Radioactive isotopes of uranium and potassium are the primary contributors to this decay heat, this radioactive decay is the primary source of heat from which geothermal energy derives. In a typical nuclear fission reaction, 187 MeV of energy are released instantaneously in the form of kinetic energy from the fission products, kinetic energy from the fission neutrons, instantaneous gamma rays, or gamma rays from the capture of neutrons. An additional 23 MeV of energy are released at some time after fission from the beta decay of fission products. About 10 MeV of the energy released from the beta decay of fission products is in the form of neutrinos, since neutrinos are weakly interacting, this 10 MeV of energy will not be deposited in the reactor core; this results in 13 MeV being deposited in the reactor core from delayed beta decay of fission products, at some time after any given fission reaction has occurred. In a steady state, this heat from delayed fission product beta decay contributes 6.5% of the normal reactor heat output.

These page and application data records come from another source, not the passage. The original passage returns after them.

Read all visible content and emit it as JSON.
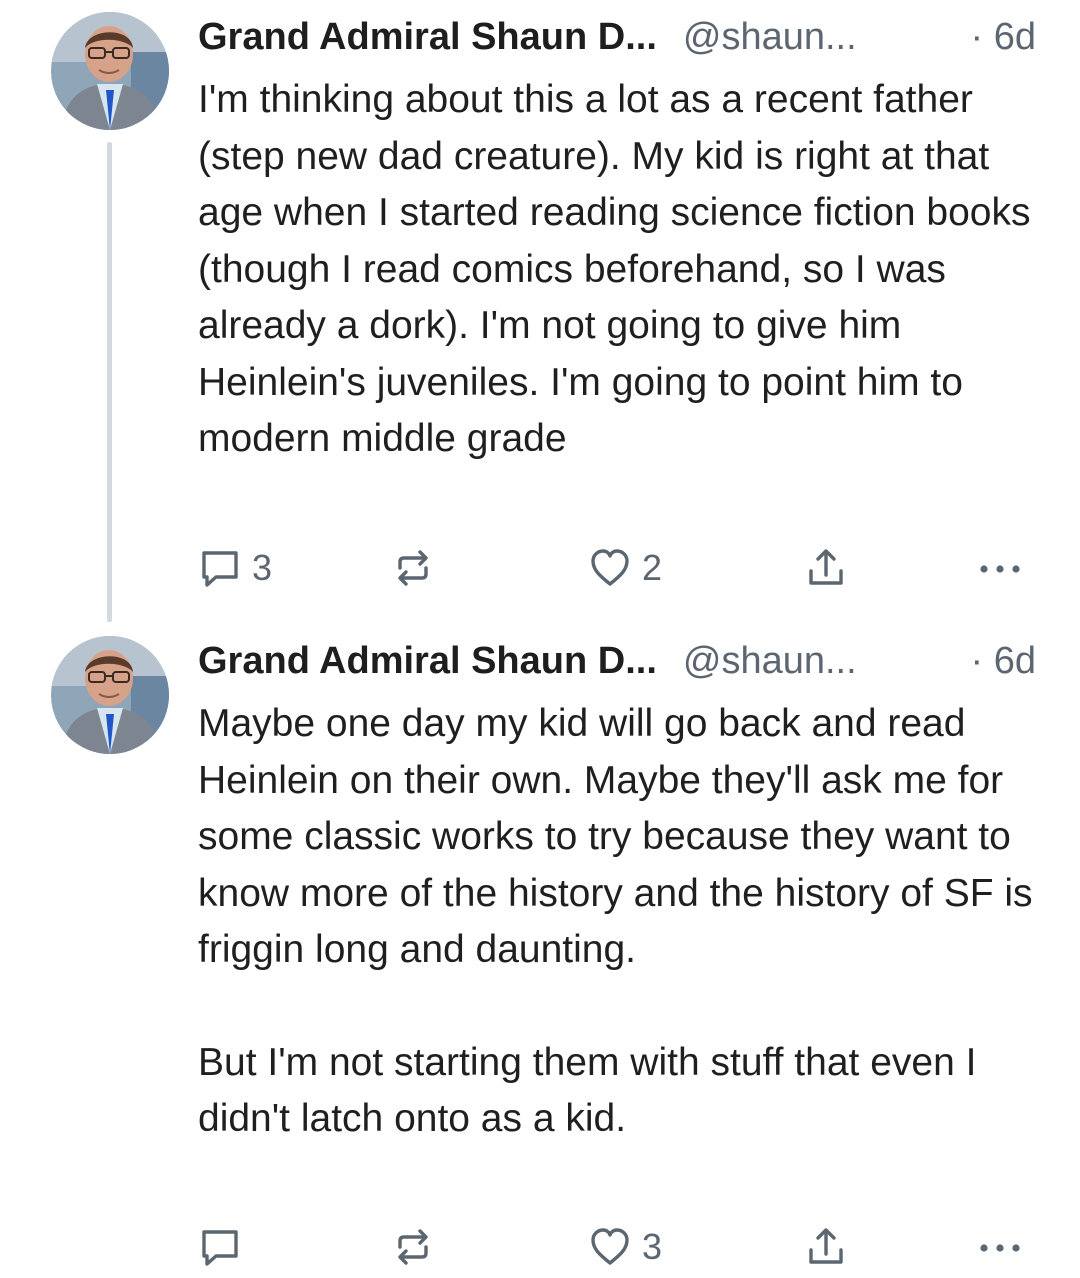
{
  "posts": [
    {
      "author": {
        "display_name": "Grand Admiral Shaun D...",
        "handle": "@shaun..."
      },
      "timestamp": "· 6d",
      "body": [
        "I'm thinking about this a lot as a recent father (step new dad creature). My kid is right at that age when I started reading science fiction books (though I read comics beforehand, so I was already a dork). I'm not going to give him Heinlein's juveniles. I'm going to point him to modern middle grade"
      ],
      "reply_count": "3",
      "like_count": "2"
    },
    {
      "author": {
        "display_name": "Grand Admiral Shaun D...",
        "handle": "@shaun..."
      },
      "timestamp": "· 6d",
      "body": [
        "Maybe one day my kid will go back and read Heinlein on their own. Maybe they'll ask me for some classic works to try because they want to know more of the history and the history of SF is friggin long and daunting.",
        "But I'm not starting them with stuff that even I didn't latch onto as a kid."
      ],
      "reply_count": "",
      "like_count": "3"
    }
  ],
  "icons": {
    "reply": "speech-bubble-icon",
    "repost": "repost-arrows-icon",
    "like": "heart-icon",
    "share": "share-upload-icon",
    "more": "ellipsis-icon"
  },
  "colors": {
    "text": "#1f1f1f",
    "muted": "#5b6670",
    "thread_line": "#d4d9df",
    "background": "#ffffff"
  }
}
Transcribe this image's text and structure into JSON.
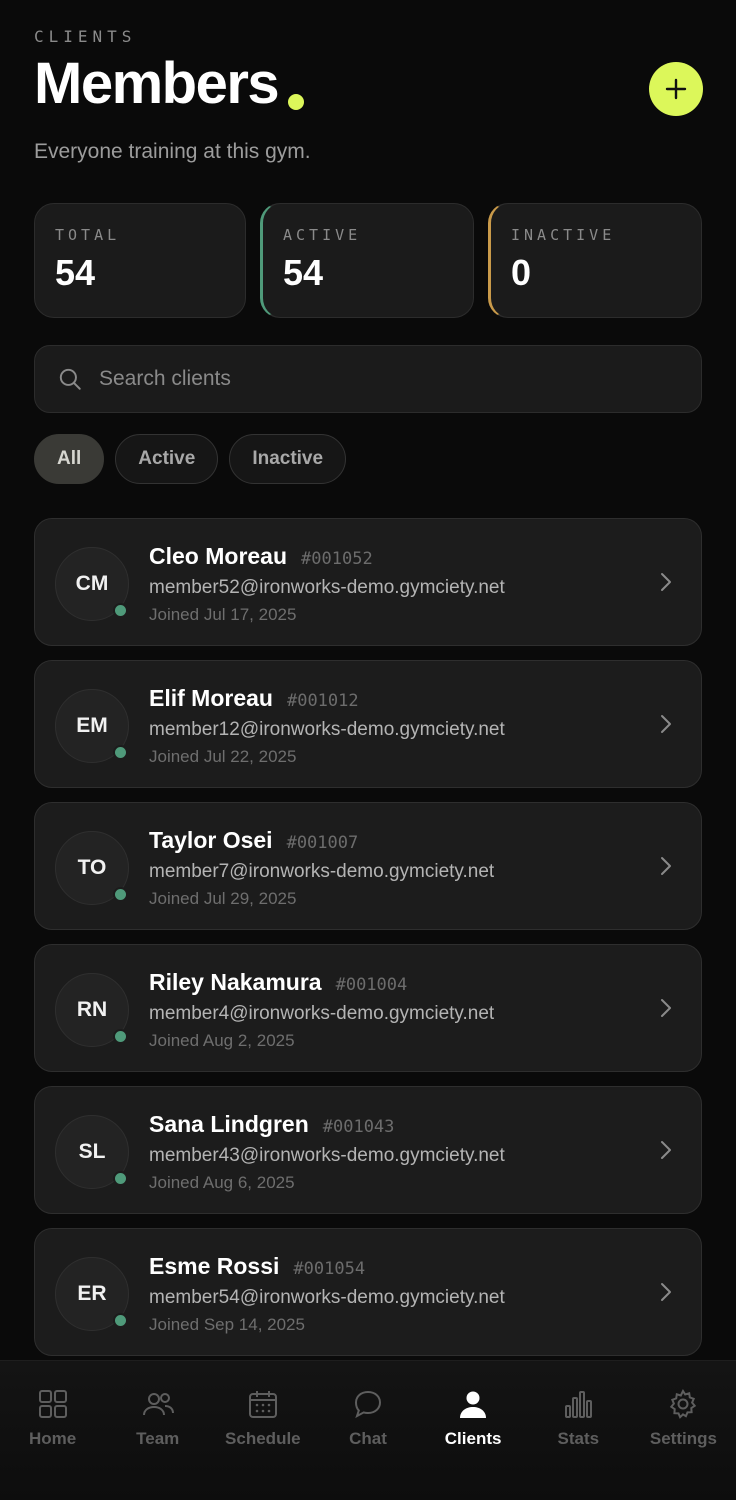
{
  "header": {
    "eyebrow": "CLIENTS",
    "title": "Members",
    "subtitle": "Everyone training at this gym.",
    "accent_color": "#dcf75a",
    "add_button_icon": "plus-icon"
  },
  "stats": [
    {
      "label": "TOTAL",
      "value": "54"
    },
    {
      "label": "ACTIVE",
      "value": "54",
      "accent": "#4f9a7a"
    },
    {
      "label": "INACTIVE",
      "value": "0",
      "accent": "#c99a4a"
    }
  ],
  "search": {
    "placeholder": "Search clients",
    "value": "",
    "icon": "search-icon"
  },
  "filters": [
    {
      "label": "All",
      "selected": true
    },
    {
      "label": "Active",
      "selected": false
    },
    {
      "label": "Inactive",
      "selected": false
    }
  ],
  "members": [
    {
      "initials": "CM",
      "name": "Cleo Moreau",
      "id": "#001052",
      "email": "member52@ironworks-demo.gymciety.net",
      "joined": "Joined Jul 17, 2025"
    },
    {
      "initials": "EM",
      "name": "Elif Moreau",
      "id": "#001012",
      "email": "member12@ironworks-demo.gymciety.net",
      "joined": "Joined Jul 22, 2025"
    },
    {
      "initials": "TO",
      "name": "Taylor Osei",
      "id": "#001007",
      "email": "member7@ironworks-demo.gymciety.net",
      "joined": "Joined Jul 29, 2025"
    },
    {
      "initials": "RN",
      "name": "Riley Nakamura",
      "id": "#001004",
      "email": "member4@ironworks-demo.gymciety.net",
      "joined": "Joined Aug 2, 2025"
    },
    {
      "initials": "SL",
      "name": "Sana Lindgren",
      "id": "#001043",
      "email": "member43@ironworks-demo.gymciety.net",
      "joined": "Joined Aug 6, 2025"
    },
    {
      "initials": "ER",
      "name": "Esme Rossi",
      "id": "#001054",
      "email": "member54@ironworks-demo.gymciety.net",
      "joined": "Joined Sep 14, 2025"
    }
  ],
  "tabbar": [
    {
      "label": "Home",
      "icon": "grid-icon",
      "current": false
    },
    {
      "label": "Team",
      "icon": "team-icon",
      "current": false
    },
    {
      "label": "Schedule",
      "icon": "calendar-icon",
      "current": false
    },
    {
      "label": "Chat",
      "icon": "chat-icon",
      "current": false
    },
    {
      "label": "Clients",
      "icon": "user-icon",
      "current": true
    },
    {
      "label": "Stats",
      "icon": "bar-chart-icon",
      "current": false
    },
    {
      "label": "Settings",
      "icon": "gear-icon",
      "current": false
    }
  ]
}
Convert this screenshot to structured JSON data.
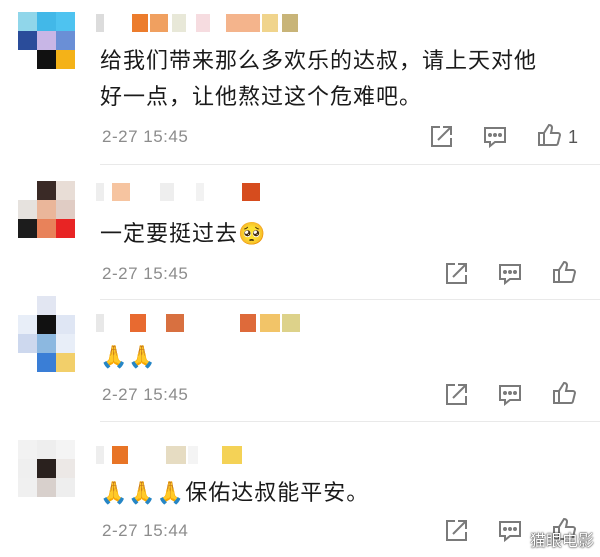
{
  "colors": {
    "text": "#1a1a1a",
    "time": "#8c8c8c",
    "icon": "#7a7a7a",
    "divider": "#e9e9e9"
  },
  "comments": [
    {
      "text_line1": "给我们带来那么多欢乐的达叔，请上天对他",
      "text_line2": "好一点，让他熬过这个危难吧。",
      "time": "2-27 15:45",
      "likes": "1",
      "icons": [
        "share-icon",
        "comment-icon",
        "like-icon"
      ]
    },
    {
      "text": "一定要挺过去",
      "emoji": "🥺",
      "time": "2-27 15:45",
      "icons": [
        "share-icon",
        "comment-icon",
        "like-icon"
      ]
    },
    {
      "emoji": "🙏🙏",
      "time": "2-27 15:45",
      "icons": [
        "share-icon",
        "comment-icon",
        "like-icon"
      ]
    },
    {
      "emoji": "🙏🙏🙏",
      "text": "保佑达叔能平安。",
      "time": "2-27 15:44",
      "icons": [
        "share-icon",
        "comment-icon",
        "like-icon"
      ]
    }
  ],
  "watermark": "猫眼电影"
}
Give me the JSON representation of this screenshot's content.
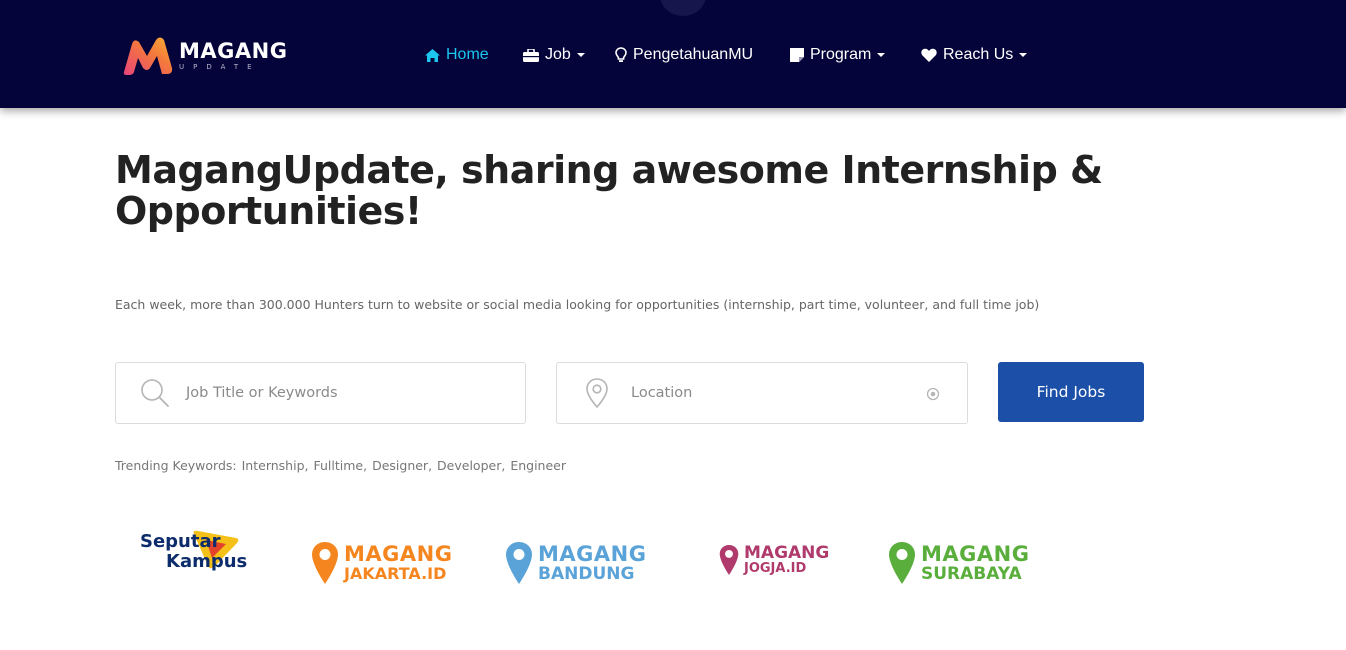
{
  "brand": {
    "name": "MAGANG",
    "sub": "UPDATE"
  },
  "nav": {
    "items": [
      {
        "label": "Home",
        "active": true,
        "dropdown": false,
        "icon": "home-icon"
      },
      {
        "label": "Job",
        "active": false,
        "dropdown": true,
        "icon": "briefcase-icon"
      },
      {
        "label": "PengetahuanMU",
        "active": false,
        "dropdown": false,
        "icon": "lightbulb-icon"
      },
      {
        "label": "Program",
        "active": false,
        "dropdown": true,
        "icon": "note-icon"
      },
      {
        "label": "Reach Us",
        "active": false,
        "dropdown": true,
        "icon": "heart-icon"
      }
    ]
  },
  "hero": {
    "title": "MagangUpdate, sharing awesome Internship & Opportunities!",
    "subtitle": "Each week, more than 300.000 Hunters turn to website or social media looking for opportunities (internship, part time, volunteer, and full time job)"
  },
  "search": {
    "keyword_placeholder": "Job Title or Keywords",
    "location_placeholder": "Location",
    "button_label": "Find Jobs"
  },
  "trending": {
    "label": "Trending Keywords:",
    "keywords": [
      "Internship,",
      "Fulltime,",
      "Designer,",
      "Developer,",
      "Engineer"
    ]
  },
  "partners": [
    {
      "line1": "Seputar",
      "line2": "Kampus",
      "color": "#0d2c6b"
    },
    {
      "line1": "MAGANG",
      "line2": "JAKARTA.ID",
      "color": "#f5861f"
    },
    {
      "line1": "MAGANG",
      "line2": "BANDUNG",
      "color": "#5aa3d8"
    },
    {
      "line1": "MAGANG",
      "line2": "JOGJA.ID",
      "color": "#b03a6b"
    },
    {
      "line1": "MAGANG",
      "line2": "SURABAYA",
      "color": "#5aae3c"
    }
  ],
  "colors": {
    "navbar_bg": "#04043a",
    "nav_active": "#1cc6ef",
    "button_bg": "#1b4fa8",
    "title_text": "#222222"
  }
}
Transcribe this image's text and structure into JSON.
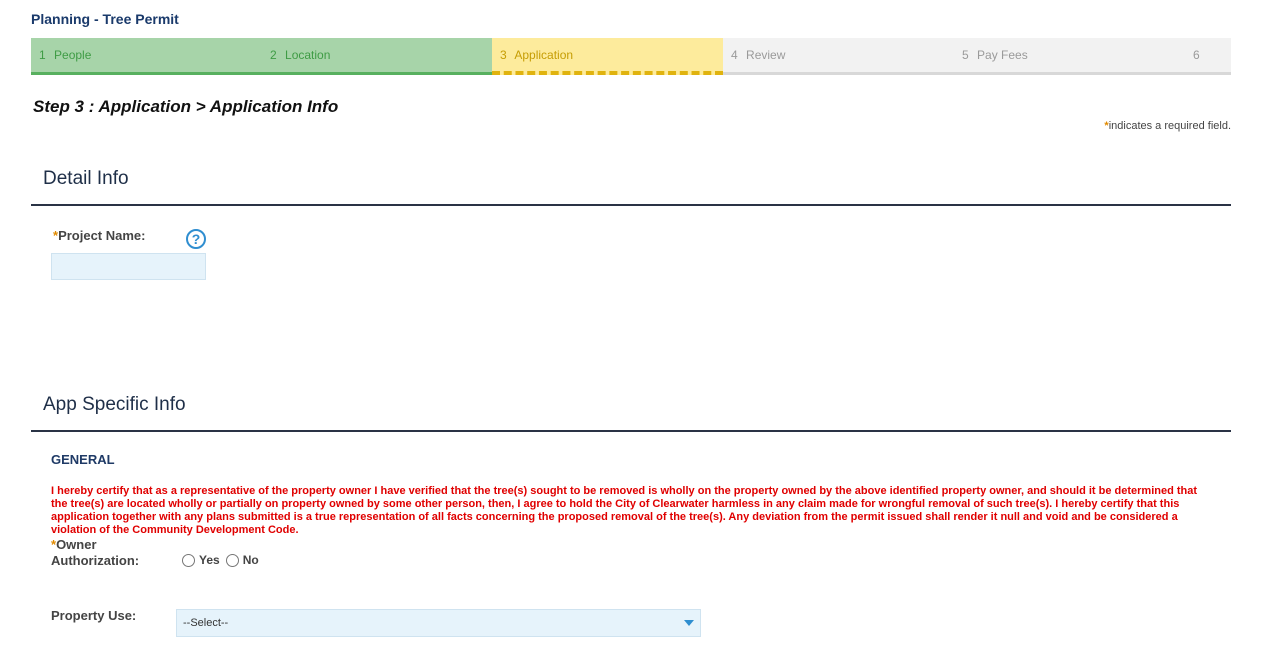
{
  "page": {
    "title": "Planning - Tree Permit"
  },
  "steps": [
    {
      "num": "1",
      "label": "People",
      "state": "done"
    },
    {
      "num": "2",
      "label": "Location",
      "state": "done"
    },
    {
      "num": "3",
      "label": "Application",
      "state": "current"
    },
    {
      "num": "4",
      "label": "Review",
      "state": "todo"
    },
    {
      "num": "5",
      "label": "Pay Fees",
      "state": "todo"
    },
    {
      "num": "6",
      "label": "",
      "state": "todo"
    }
  ],
  "step_heading": "Step 3 : Application > Application Info",
  "required_note": {
    "star": "*",
    "text": "indicates a required field."
  },
  "detail_info": {
    "title": "Detail Info",
    "project_name": {
      "star": "*",
      "label": "Project Name:",
      "value": "",
      "help_icon": "question-icon"
    }
  },
  "app_specific": {
    "title": "App Specific Info",
    "group": "GENERAL",
    "certification": "I hereby certify that as a representative of the property owner I have verified that the tree(s) sought to be removed is wholly on the property owned by the above identified property owner, and should it be determined that the tree(s) are located wholly or partially on property owned by some other person, then, I agree to hold the City of Clearwater harmless in any claim made for wrongful removal of such tree(s). I hereby certify that this application together with any plans submitted is a true representation of all facts concerning the proposed removal of the tree(s). Any deviation from the permit issued shall render it null and void and be considered a violation of the Community Development Code.",
    "owner_auth": {
      "star": "*",
      "label_line1": "Owner",
      "label_line2": "Authorization:",
      "yes": "Yes",
      "no": "No"
    },
    "property_use": {
      "label": "Property Use:",
      "selected": "--Select--"
    }
  },
  "colors": {
    "done_bg": "#a7d4a9",
    "current_bg": "#fdeb9c",
    "todo_bg": "#f2f2f2",
    "required_star": "#e08a00",
    "certification_text": "#e00000"
  }
}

When a nuclear reactor has been shut down, nuclear fission is not occurring at a large scale, the major source of heat production will be due to the delayed beta decay of these fission products. For this reason, at the moment of reactor shutdown, decay heat will be about 6.5% of the previous core power if the reactor has had a long and steady power history. About 1 hour after shutdown, the decay heat will be about 1.5% of the previous core power. After a day, the decay heat falls to 0.4%, after a week it will be only 0.2%. The decay heat production rate will continue to decrease over time. An approximation for the decay heat curve valid from 10 seconds to 100 days after shutdown is P P 0 = 0.066 where P is the decay power, P 0 is the reactor power before shutdown, τ is the time since reactor startup and τ s is the time of reactor shutdown measured from the time of startup. For an approach with a more direct physical basis, some models use the fundamental concept of radioactive decay. Used nuclear fuel contains a large number of different isotopes that contribute to decay heat, which are all subject to the radioactive decay law, so some models consider decay heat to be a sum of exponential functions with different decay constants and initial contribution to the heat rate.
A more accurate model would consider the effects of precursors, since many isotopes follow several steps in their radioactive decay chain, the decay of daughter products will have a greater effect longer after shutdown. P P 0 = ∑ i = 1 11 P i e − λ t